Writing Cards and Letters

I enjoy writing cards and letters.  It is somewhat of a lost art in our society, with the introduction of email, instant messaging, texts, tweets, and Facebook messages, to name a few.

Often I feel like some messages are better delivered written in my own handwriting. 

I have boxes of letters Paul wrote me before we were married.  I have other correspondence I have received over the years as well.

These things are tactile.  I can feel them.  I can touch them.

You can't do that with a message stored in a folder on your computer.

Receiving a hand written letter is part of an experience.  You have to physically open the envelope.  You unfold the letter or card.  You can see the hand writing of the person who sent you the message.  A part of that person was sent with the letter.

I spent part of my day today writing cards and letters.  I love doing this, and I don't do it often enough. 
It is a practice I hope to resurrect in my own life.....to send more written correspondence to people.

“How wonderful it is to be able to write someone a letter! To feel like conveying your thoughts to a person, to sit at your desk and pick up a pen, to put your thoughts into words like this is truly marvelous.”
― Haruki Murakami, Norwegian Wood

There are certain cards I have received that I look at again and again, because their message was a great encouragement to me, and often, if I'm in a bad and depressed place, I can go back to the note and it makes me feel better.

That is one of the joys of sending a note....to encourage another.

And a joy of receiving a note.....to be encouraged by the sender.

If you agree with me on this, I challenge you.  Pick up your pen this week, put your pen to paper, and write someone some words of encouragement and pop it in the mail. 

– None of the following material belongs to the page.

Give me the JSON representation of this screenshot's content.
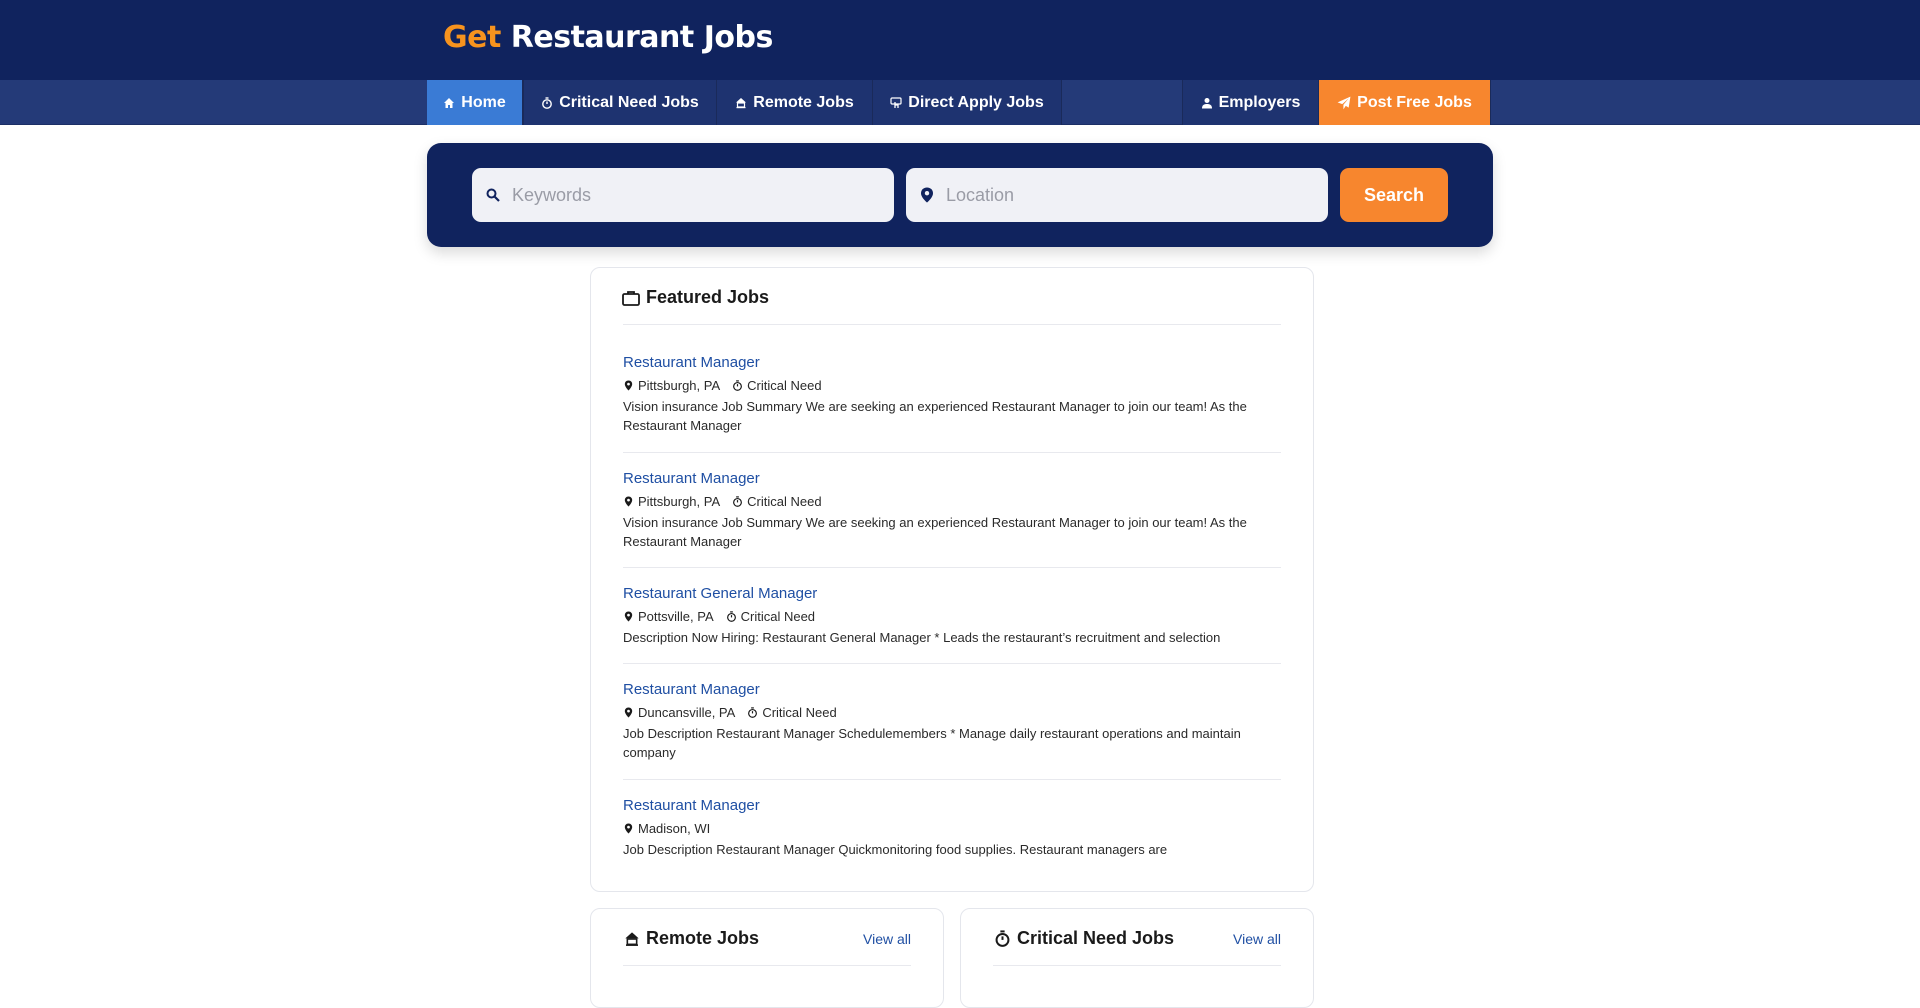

As Haruki Murakami says in the quote above...."to put your thoughts into words like this is truly marvelous."

No comments: